Fig. 1 (A) Sagittal T1-weighted MRI scan with contrast showing a heterogeneously-enhancing epidural mass at T8-L2 (arrows); (B) axial T1-weighted MRI scan with contrast showing an extension to the left intervertebral foramen (L1 / L2) with a paravertebral mass and homogeneous enhancement (arrow); (C) sagittal T2-weighted MRI scan showing a heterogeneously-enhancing epidural mass at T8-L2 (arrowheads).
Zoom Image
Fig. 2 (A) Laminotomy (curved arrow) with epidural mass (arrow); (B) D7-L3 laminotomy (curved arrow) and dural sac after tumor resection (arrow); (C) the tumor shows the a small-round-blue-cell appearance and scanty cytoplasm with mitotic figures (hematoxylin-eosin stain, x 400).
Zoom Image

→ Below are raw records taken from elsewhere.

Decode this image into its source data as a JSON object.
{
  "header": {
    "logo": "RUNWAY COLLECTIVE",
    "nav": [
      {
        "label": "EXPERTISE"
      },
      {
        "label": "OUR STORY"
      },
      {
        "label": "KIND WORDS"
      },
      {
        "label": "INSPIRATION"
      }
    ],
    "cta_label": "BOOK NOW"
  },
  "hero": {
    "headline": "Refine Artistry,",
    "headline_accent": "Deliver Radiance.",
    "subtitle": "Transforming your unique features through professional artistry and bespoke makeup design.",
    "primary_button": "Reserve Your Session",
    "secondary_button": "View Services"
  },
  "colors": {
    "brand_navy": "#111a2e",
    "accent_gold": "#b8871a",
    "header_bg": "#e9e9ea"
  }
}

Fig. 3 (A,B) Massive recurrence in the thoracolumbar epidural space (arrows).